17 Jan 2011

Nature Notes - January 2011, from Pete Lambert

Limestone hulks drifted in and out of view, the heavy foggy shroud made spooky shapes out of the familiar quarried terrain, one of my favourite walking spots changed beyond recognition. To make the most of the slowly lengthening days I carry a torch so I can walk into the dusk. This evening the diffused grey light drew out the nights fall over a long hour. A pair of Bullfinches swung between the spiny tangle of the scrub, a white flash on the rump and the males hunting pink chest give the name away. The female sporting a finer pink breast, yet equally delightful, as they pecked at morsels on the dew dripped twigs.

A late frost gripped the ground, crossing the golf course I stubbed my foot on a rock hard molehill, I drew little comfort from knowing that he was warm enough below the turf. The frost causes soils to heave; poorly planted new hedging whips can lift completely and perish. Columnar ice separates the soil particles and breaks the surface. Rocks can split under the pressure of forming ice, cracking, spalling and falling to surprise the passing rambler. A late frost can rob the fruit bearing blossoms from our top fruit trees, much like the less popular habit of those Bullfinches, a hungry orchard visitor.

Amongst the hawthorns and whitebeams humped over with moss are the decaying stumps of cleared trees. Sulphur Tuft fungi display their fruiting bodies, the toadstools, whilst beneath the bark thread like mycelium feeds on the decomposing constituents of the once living tree. The fog left behind moisture wherever it trailed in particular I noticed sparkling drops on the lichens attached to the stems and twigs of the dominant scrub species, the blackthorn. Lichens are unique, a symbiosis of a fungi and an algae; a strange mutual interdependence. Over 85% of British lichen fungi only associate with just three algal species. They have lovely adjectives to describe their primary forms, crustose, foliose and fruticose, in other words crusty, leafy and shrubby.

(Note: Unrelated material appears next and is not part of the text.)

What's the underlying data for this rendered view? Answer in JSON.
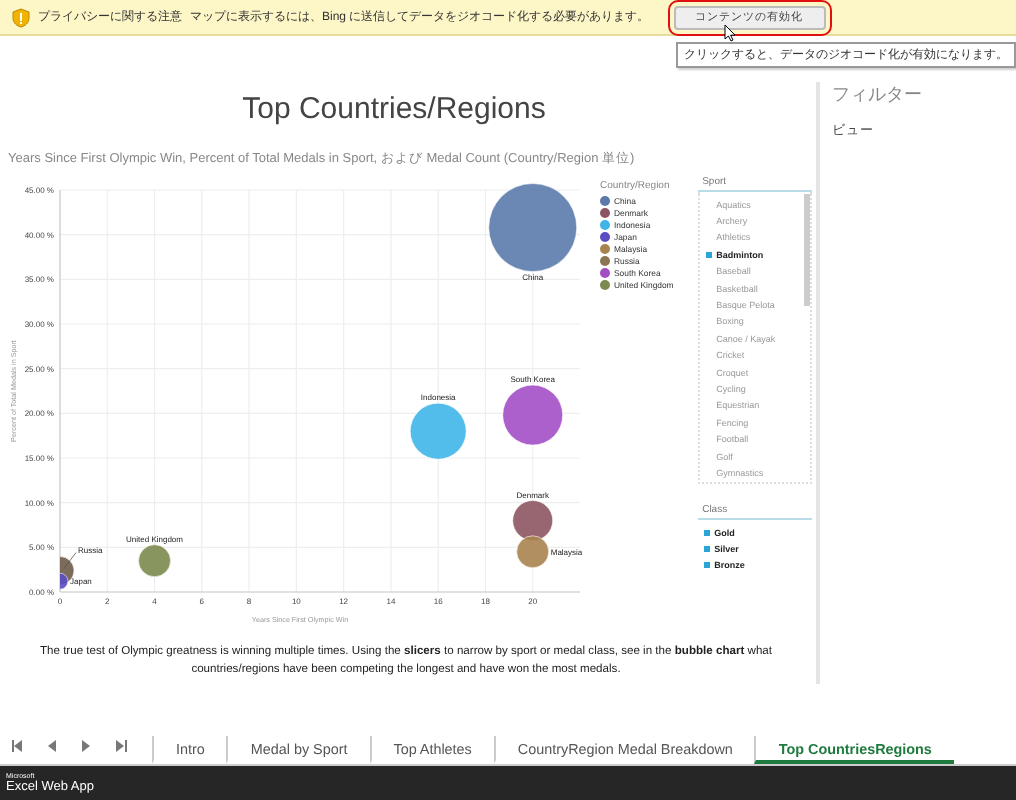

Lichens can grow on most surfaces, just have a look at your old shed, we had a camper that carried its own colony of lichens for company. Though difficult to identify accurately it is possible to separate the major different groups either by form or by growing surface. Lichens sustain themselves by absorbing nutrients, water and oxygen they need from rainwater or atmospheric moisture. This makes them very sensitive to atmospheric pollution. For our best lichens head high and west.

It has been such a tough winter and our garden feeding stations have been crucial to the local bird life. In fact a number of firsts have been scored as when food is unavailable in the wider countryside the bird-table has drawn in unfamiliar garden visitors. Bramblings, a large Chaffinch like bird has been seen in a number of gardens, Siskins too feeding on sunflower hearts. Reed buntings popped up in another garden along with Yellowhammers and Redwings. The Redwings stayed long enough to finish the berries then whirled off to find another rare feast. The top sighting has to be the 14 strong flock of Waxwing that burst noisily into one lucky householders view. The Brambling is a regular winter visitor, the Waxwing on the other hand is just plain irruptive, arriving from Scandinavia and northern Russia in large flocks and just as quickly dispersing. Starling like but pinkish brown, with a serious face and swept crest, the Waxwing is a striking bird close up. A Shropshire sighting is a valued treat as this unpredictable bird is likely to be encountered on the east coast, but then again who expected the minus figure temperatures of another ice bound winter.

Thank you for your wildlife sightings, if you would like to share your nature notes please contact me on petewoodman@thewoods12.fsnet.co.uk thanks, Pete.